Thirty-eight percent of the victims at Pompeii were found in the ash fall deposits, the majority inside buildings. These are thought to have been killed mainly by roof collapses, with the smaller number of victims found outside of buildings probably being killed by falling roof slates or by larger rocks thrown out by the volcano. This differs from modern experience, since over the last four hundred years only around 4% of victims have been killed by ash falls during explosive eruptions.

The remaining 62% of remains found at Pompeii were in the pyroclastic surge deposits, and thus were probably killed by them – probably from a combination of suffocation through ash inhalation and blast and debris thrown around. In contrast to the victims found at Herculaneum, examination of cloth, frescoes and skeletons show that it is unlikely that high temperatures were a significant cause.
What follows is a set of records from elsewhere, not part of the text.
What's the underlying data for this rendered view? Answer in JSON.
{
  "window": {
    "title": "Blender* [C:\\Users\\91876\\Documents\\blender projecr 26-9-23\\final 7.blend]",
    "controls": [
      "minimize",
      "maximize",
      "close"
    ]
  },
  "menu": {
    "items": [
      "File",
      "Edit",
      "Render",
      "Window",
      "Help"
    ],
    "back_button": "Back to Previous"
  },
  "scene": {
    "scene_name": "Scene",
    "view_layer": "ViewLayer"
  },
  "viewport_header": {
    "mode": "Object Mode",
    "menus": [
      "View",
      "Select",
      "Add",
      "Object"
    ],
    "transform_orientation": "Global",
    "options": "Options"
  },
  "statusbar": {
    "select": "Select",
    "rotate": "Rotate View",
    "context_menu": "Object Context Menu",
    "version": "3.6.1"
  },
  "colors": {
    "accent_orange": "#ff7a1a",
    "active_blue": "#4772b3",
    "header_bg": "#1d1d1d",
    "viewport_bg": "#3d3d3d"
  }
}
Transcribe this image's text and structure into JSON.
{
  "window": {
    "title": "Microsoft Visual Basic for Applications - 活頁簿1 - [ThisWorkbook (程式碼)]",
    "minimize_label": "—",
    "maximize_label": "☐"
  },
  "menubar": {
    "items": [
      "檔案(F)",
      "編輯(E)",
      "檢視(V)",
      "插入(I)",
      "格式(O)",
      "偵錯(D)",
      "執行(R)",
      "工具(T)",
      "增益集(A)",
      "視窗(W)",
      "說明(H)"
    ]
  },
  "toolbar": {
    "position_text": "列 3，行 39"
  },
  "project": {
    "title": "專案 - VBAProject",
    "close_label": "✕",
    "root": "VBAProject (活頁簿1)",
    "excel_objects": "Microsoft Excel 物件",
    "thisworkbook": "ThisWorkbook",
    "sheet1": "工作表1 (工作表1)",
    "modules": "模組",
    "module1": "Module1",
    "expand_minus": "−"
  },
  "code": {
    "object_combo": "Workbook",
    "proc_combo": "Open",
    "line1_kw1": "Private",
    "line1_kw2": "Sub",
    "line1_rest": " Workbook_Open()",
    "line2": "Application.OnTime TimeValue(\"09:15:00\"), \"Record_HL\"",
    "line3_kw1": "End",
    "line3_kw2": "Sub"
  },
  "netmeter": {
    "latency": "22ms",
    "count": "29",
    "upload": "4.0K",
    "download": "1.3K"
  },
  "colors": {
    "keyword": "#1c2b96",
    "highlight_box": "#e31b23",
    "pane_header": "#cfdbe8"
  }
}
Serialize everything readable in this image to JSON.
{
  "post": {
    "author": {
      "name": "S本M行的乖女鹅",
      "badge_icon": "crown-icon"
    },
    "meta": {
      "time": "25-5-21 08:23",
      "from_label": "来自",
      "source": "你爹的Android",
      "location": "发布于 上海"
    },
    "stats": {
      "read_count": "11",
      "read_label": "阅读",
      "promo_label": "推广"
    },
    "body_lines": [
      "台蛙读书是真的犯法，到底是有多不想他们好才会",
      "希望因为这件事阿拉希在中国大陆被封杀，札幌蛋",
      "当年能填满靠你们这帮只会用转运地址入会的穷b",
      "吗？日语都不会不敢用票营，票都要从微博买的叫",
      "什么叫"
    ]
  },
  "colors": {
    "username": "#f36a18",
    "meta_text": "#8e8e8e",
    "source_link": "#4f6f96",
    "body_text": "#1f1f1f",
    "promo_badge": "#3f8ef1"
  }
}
Herculaneum, which was much closer to the crater, was saved from tephra falls by the wind direction, but was buried under 23 metres (75 ft) of material deposited by pyroclastic surges. It is likely that most, or all, of the victims in this town were killed by the surges, particularly given evidence of high temperatures found on the skeletons of the victims found in the arched vaults, and the existence of carbonised wood in many of the buildings.

Pompeii and Herculaneum were never rebuilt, although surviving townspeople and probably looters did undertake extensive salvage work after the destructions. The eruption changed the course of the Sarno River and raised the sea beach, so that Pompeii was now neither on the river nor adjacent to the coast.

The towns’ locations were eventually forgotten until their accidental rediscovery in the 18th century. Vesuvius itself underwent major changes – its slopes were denuded of vegetation and its summit had changed considerably due to the force of the eruption.



%d bloggers like this: